===== Supplied material

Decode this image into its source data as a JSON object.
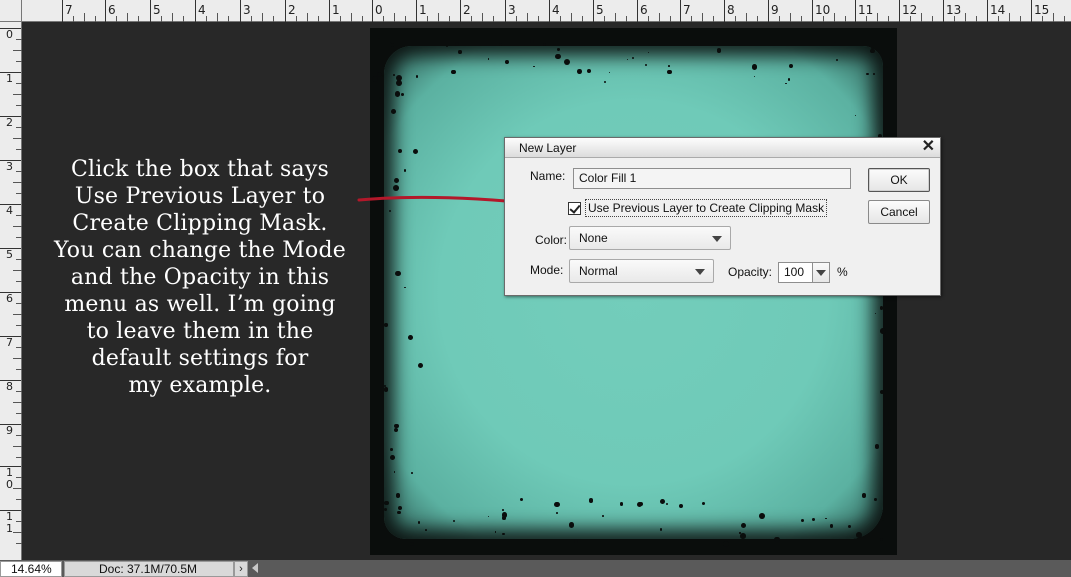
{
  "rulers": {
    "top_labels": [
      "7",
      "6",
      "5",
      "4",
      "3",
      "2",
      "1",
      "0",
      "1",
      "2",
      "3",
      "4",
      "5",
      "6",
      "7",
      "8",
      "9",
      "10",
      "11",
      "12",
      "13",
      "14",
      "15"
    ],
    "left_labels": [
      "0",
      "1",
      "2",
      "3",
      "4",
      "5",
      "6",
      "7",
      "8",
      "9",
      "1\n0",
      "1\n1"
    ]
  },
  "instructions": {
    "lines": [
      "Click the box that says",
      "Use Previous Layer to",
      "Create Clipping Mask.",
      "You can change the Mode",
      "and the Opacity in this",
      "menu as well. I’m going",
      "to leave them in the",
      "default settings for",
      "my example."
    ]
  },
  "dialog": {
    "title": "New Layer",
    "close_glyph": "✕",
    "name_label": "Name:",
    "name_value": "Color Fill 1",
    "checkbox_label": "Use Previous Layer to Create Clipping Mask",
    "checkbox_checked": true,
    "color_label": "Color:",
    "color_value": "None",
    "mode_label": "Mode:",
    "mode_value": "Normal",
    "opacity_label": "Opacity:",
    "opacity_value": "100",
    "opacity_unit": "%",
    "ok_label": "OK",
    "cancel_label": "Cancel"
  },
  "statusbar": {
    "zoom": "14.64%",
    "doc_info": "Doc: 37.1M/70.5M",
    "arrow_glyph": "›"
  },
  "colors": {
    "workspace": "#282828",
    "paper": "#6fcab8",
    "arrow": "#b3182a"
  }
}
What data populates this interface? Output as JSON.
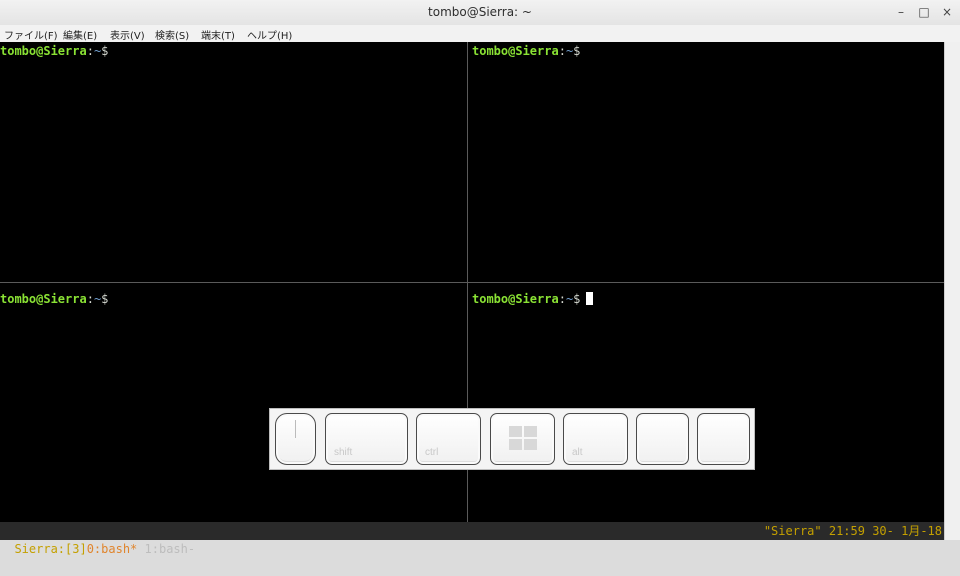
{
  "window": {
    "title": "tombo@Sierra: ~",
    "controls": {
      "minimize": "–",
      "maximize": "□",
      "close": "×"
    }
  },
  "menu": [
    "ファイル(F)",
    "編集(E)",
    "表示(V)",
    "検索(S)",
    "端末(T)",
    "ヘルプ(H)"
  ],
  "panes": [
    {
      "user": "tombo@Sierra",
      "colon": ":",
      "dir": "~",
      "sign": "$",
      "cursor": false
    },
    {
      "user": "tombo@Sierra",
      "colon": ":",
      "dir": "~",
      "sign": "$",
      "cursor": false
    },
    {
      "user": "tombo@Sierra",
      "colon": ":",
      "dir": "~",
      "sign": "$",
      "cursor": false
    },
    {
      "user": "tombo@Sierra",
      "colon": ":",
      "dir": "~",
      "sign": "$",
      "cursor": true
    }
  ],
  "status": {
    "session": "Sierra:[3]",
    "active_window": "0:bash*",
    "inactive_window": "1:bash-",
    "right": "\"Sierra\" 21:59 30- 1月-18"
  },
  "keys": {
    "shift": "shift",
    "ctrl": "ctrl",
    "alt": "alt"
  },
  "colors": {
    "prompt_user": "#8ae234",
    "prompt_dir": "#729fcf",
    "status_text": "#c4a000",
    "status_active": "#e0852d",
    "terminal_bg": "#000000"
  }
}
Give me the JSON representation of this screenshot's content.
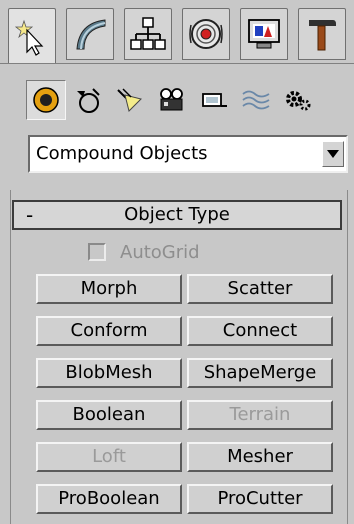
{
  "tabs": [
    {
      "name": "create-tab",
      "icon": "create-star-cursor-icon"
    },
    {
      "name": "modify-tab",
      "icon": "modify-bend-icon"
    },
    {
      "name": "hierarchy-tab",
      "icon": "hierarchy-icon"
    },
    {
      "name": "motion-tab",
      "icon": "motion-icon"
    },
    {
      "name": "display-tab",
      "icon": "display-monitor-icon"
    },
    {
      "name": "utilities-tab",
      "icon": "hammer-icon"
    }
  ],
  "categories": [
    {
      "name": "geometry",
      "icon": "sphere-icon"
    },
    {
      "name": "shapes",
      "icon": "shapes-icon"
    },
    {
      "name": "lights",
      "icon": "light-icon"
    },
    {
      "name": "cameras",
      "icon": "camera-icon"
    },
    {
      "name": "helpers",
      "icon": "helper-tape-icon"
    },
    {
      "name": "space-warps",
      "icon": "space-warp-icon"
    },
    {
      "name": "systems",
      "icon": "systems-gear-icon"
    }
  ],
  "dropdown": {
    "value": "Compound Objects"
  },
  "rollout": {
    "collapse_symbol": "-",
    "title": "Object Type"
  },
  "autogrid": {
    "label": "AutoGrid",
    "checked": false
  },
  "buttons": [
    {
      "label": "Morph",
      "enabled": true
    },
    {
      "label": "Scatter",
      "enabled": true
    },
    {
      "label": "Conform",
      "enabled": true
    },
    {
      "label": "Connect",
      "enabled": true
    },
    {
      "label": "BlobMesh",
      "enabled": true
    },
    {
      "label": "ShapeMerge",
      "enabled": true
    },
    {
      "label": "Boolean",
      "enabled": true
    },
    {
      "label": "Terrain",
      "enabled": false
    },
    {
      "label": "Loft",
      "enabled": false
    },
    {
      "label": "Mesher",
      "enabled": true
    },
    {
      "label": "ProBoolean",
      "enabled": true
    },
    {
      "label": "ProCutter",
      "enabled": true
    }
  ],
  "colors": {
    "panel_bg": "#c8c8c8",
    "active_sphere": "#f0b010",
    "disabled_text": "#9a9a9a"
  }
}
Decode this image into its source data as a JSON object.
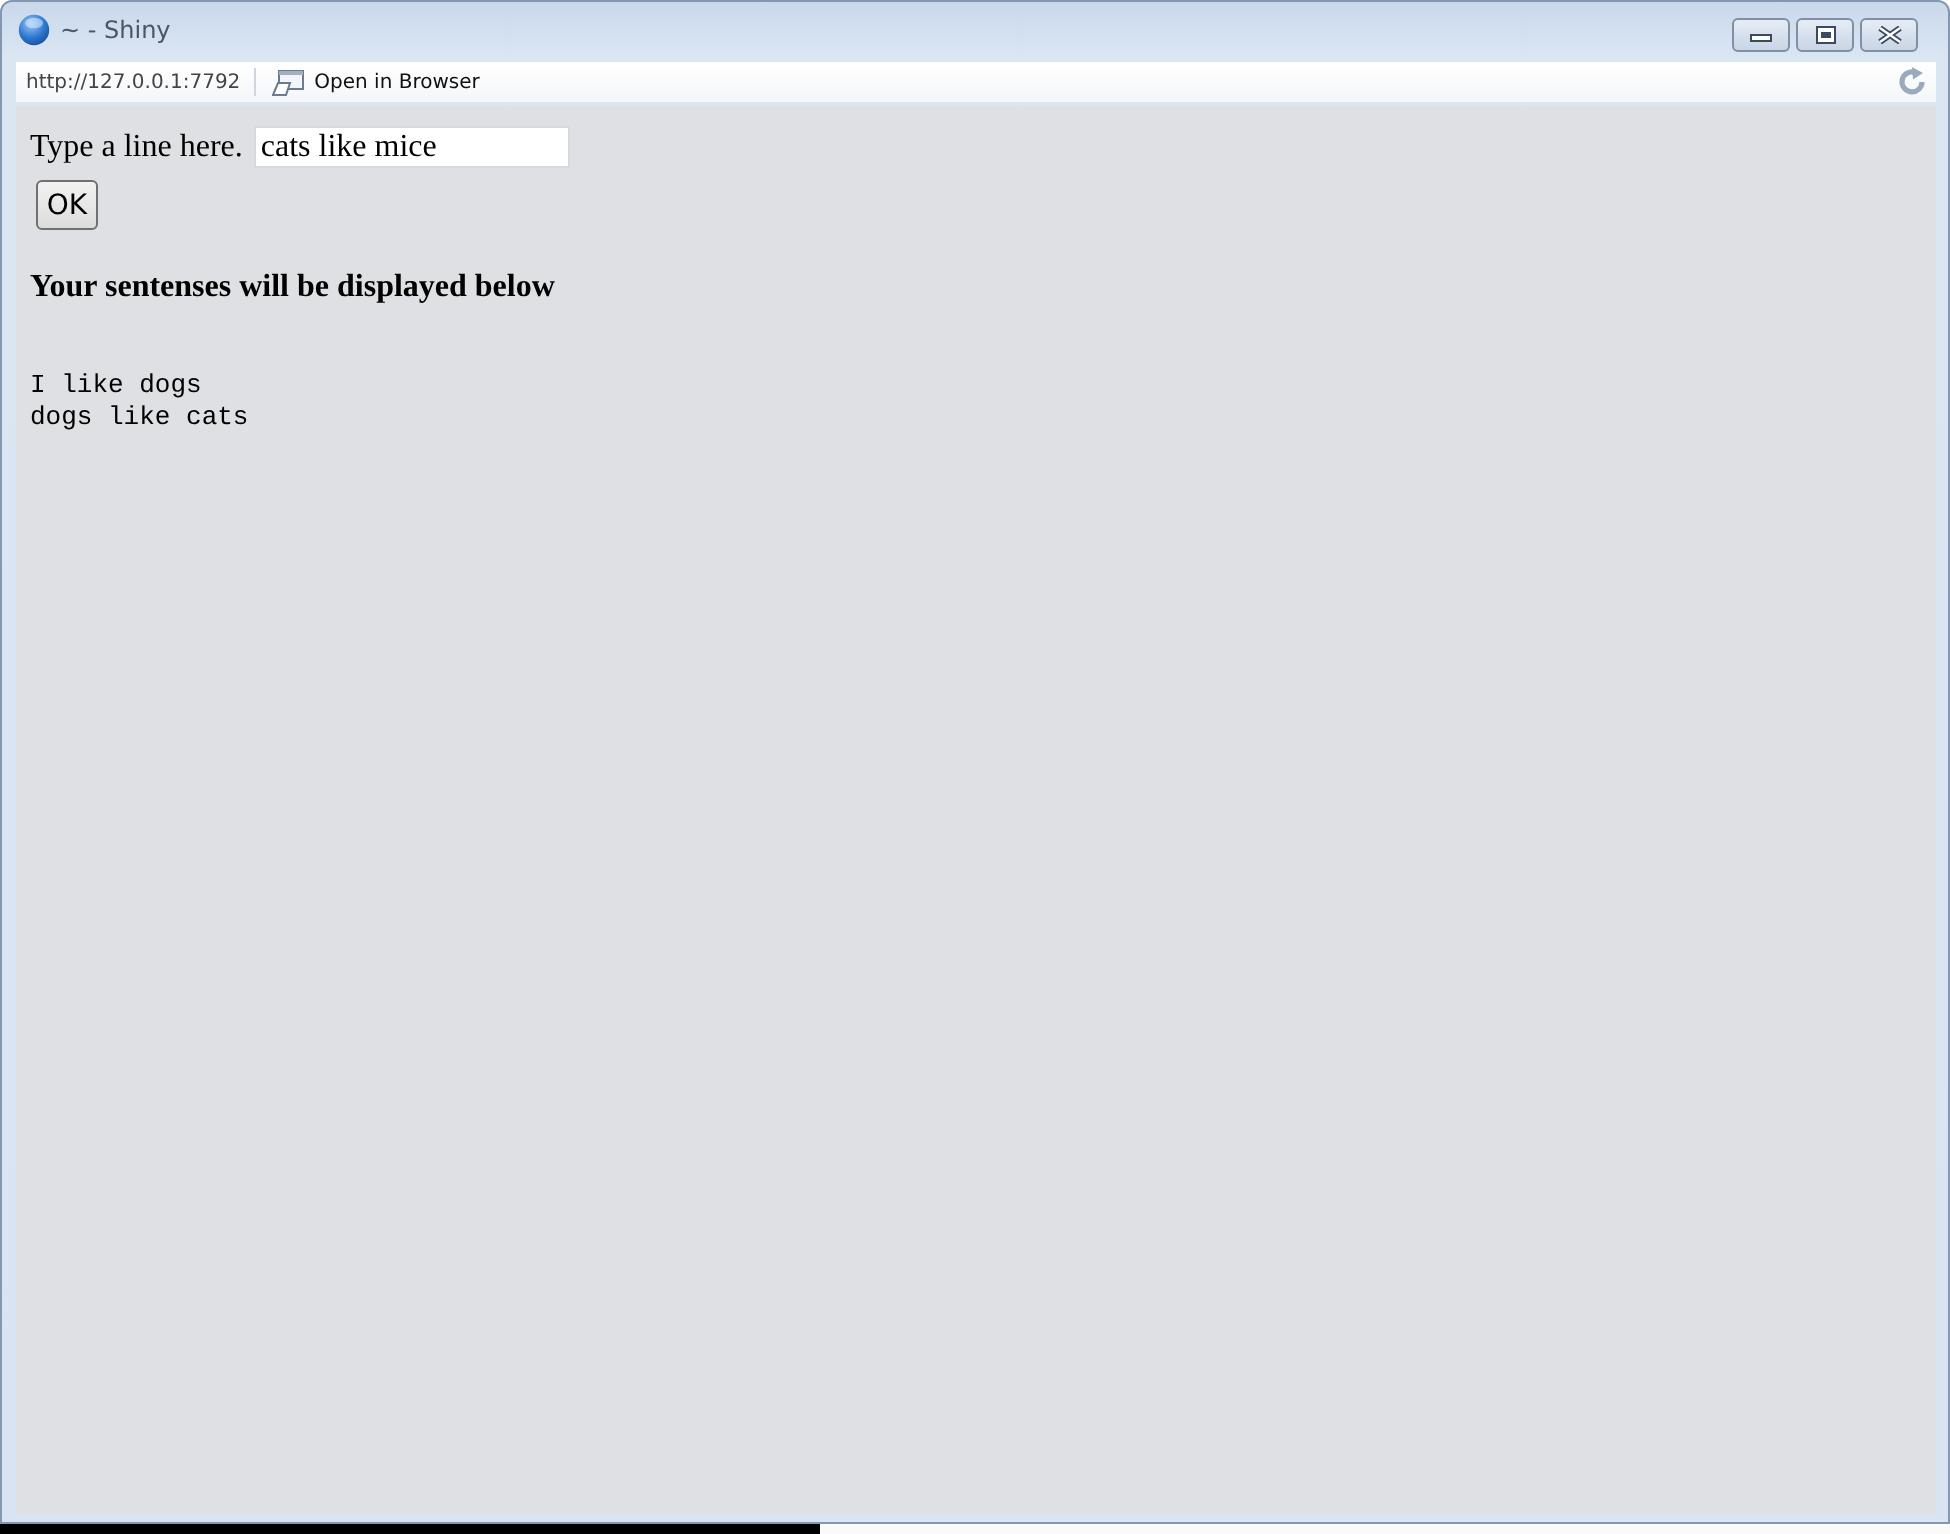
{
  "window": {
    "title": "~ - Shiny"
  },
  "address_bar": {
    "url": "http://127.0.0.1:7792",
    "open_button": "Open in Browser"
  },
  "form": {
    "label": "Type a line here.",
    "input": {
      "value": "cats like mice"
    },
    "button": "OK"
  },
  "output": {
    "heading": "Your sentenses will be displayed below",
    "lines": [
      "I like dogs",
      "dogs like cats"
    ]
  }
}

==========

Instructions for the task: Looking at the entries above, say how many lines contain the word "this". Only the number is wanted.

Output below: 5